They hope to eventually be able to plant some corridors of apple and nut trees and have kept some areas on the farm where they could possibly do this, along with areas of bale grazing where they leave hay outside and unroll it to feed cows in the winter.

Sam and Claire are very interested in being part of the ReForest project work being developed whereby high-resolution satellite images of the European landscape will be coupled with large landscape carbon and biodiversity data sets to train an AI model called a convolutional neural network.

This network will take multiple satellite images of bits of land of which the carbon and biodiversity value are known and will allow farmers / land managers to associate features in the landscape with certain carbon and biodiversity values. Farmers will then be able to use the same network to look at landscape areas for which they don’t know the carbon and biodiversity value.

Up until now, Sam and Claire have done quite a lot of assessing and evaluating soil structure (using Soilmentor and the VESS system). They have also looked at soil infiltration rates and species per square metre. They have seen definite changes over the years – from 3 species per square metre to 8-9 per square metre, and improved water infiltration rates. When they took over the management of the farm, the soil was like a solid block of clay, roots were very short, and there was almost no infiltration in some places. When they looked again last year, they could see straight away that they now have much deeper soil, with improved crumblier texture, and in some places much improved water infiltration rates.

They did a baseline survey with the Cumbria Biodiversity Data Centre in the past though believe it is hard to measure biodiversity based on surveys that basically capture what is there on the day. For this reason, it is hard to know how to repeat it, but they intend to carry one out again in about 10 years – if the same methodology is used, a repeat survey will at least be an indicator. They are not using it for any biodiversity net gain credits, but purely for their own monitoring purposes…
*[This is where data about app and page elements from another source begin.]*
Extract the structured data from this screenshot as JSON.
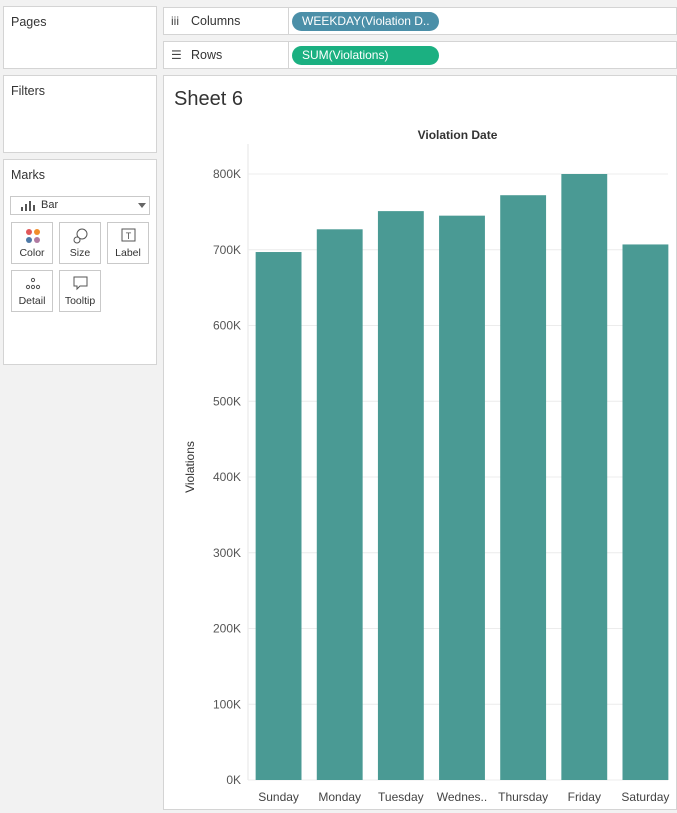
{
  "left_pane": {
    "pages_title": "Pages",
    "filters_title": "Filters",
    "marks_title": "Marks",
    "mark_type": "Bar",
    "mark_cards": [
      {
        "label": "Color",
        "icon": "color-dots-icon"
      },
      {
        "label": "Size",
        "icon": "size-icon"
      },
      {
        "label": "Label",
        "icon": "label-text-icon"
      },
      {
        "label": "Detail",
        "icon": "detail-dots-icon"
      },
      {
        "label": "Tooltip",
        "icon": "tooltip-bubble-icon"
      }
    ]
  },
  "shelves": {
    "columns": {
      "label": "Columns",
      "pill": "WEEKDAY(Violation D..",
      "pill_color": "#4b8fa8"
    },
    "rows": {
      "label": "Rows",
      "pill": "SUM(Violations)",
      "pill_color": "#1bb081"
    }
  },
  "sheet": {
    "title": "Sheet 6"
  },
  "chart_data": {
    "type": "bar",
    "title": "Violation Date",
    "xlabel": "",
    "ylabel": "Violations",
    "categories": [
      "Sunday",
      "Monday",
      "Tuesday",
      "Wednes..",
      "Thursday",
      "Friday",
      "Saturday"
    ],
    "values": [
      697000,
      727000,
      751000,
      745000,
      772000,
      800000,
      707000
    ],
    "ylim": [
      0,
      800000
    ],
    "yticks": [
      0,
      100000,
      200000,
      300000,
      400000,
      500000,
      600000,
      700000,
      800000
    ],
    "ytick_labels": [
      "0K",
      "100K",
      "200K",
      "300K",
      "400K",
      "500K",
      "600K",
      "700K",
      "800K"
    ],
    "bar_color": "#4a9a94",
    "grid": true
  }
}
They have some reservations about soil carbon testing – believing there can be quite a lot of differences depending on which tool you use / how you do it. They haven’t jumped into it yet but it’s on their ‘to do’ list – they have records of practices and inputs which can be referred to as a baseline. They know that now that they are not using any fertiliser or feed, only a small amount of diesel, and have trees that are popping out the ground naturally, they will be sequestering carbon. But because they’re not selling any carbon credits, they would only monitor it for their own knowledge, to try and reduce their carbon emissions.

England, UK
Watermillock, Cumbria, UK (in the Lake District National Park)

81 (200 acres) – wood pasture creation & restoration

Silvopastoral, Woodland grazing/wood pasture

Upland livestock (meat) and small amount of horticulture (market garden)

Age: Various

Inter-row/In-row distance: The trees on the pastures are randomly spread out. most of them come from natural regeneration or are the remains of German farmers.

In orchards, trees are planted in two types of area dimensions, either 4x6 or 9x9

Number of trees: 50

Grassland, mixed vegetables, herbs

Kunekune pigs (5), shorthorn cattle (60), fell ponies (4)

Slowly permeable seasonally wet acid loamy and clayey soil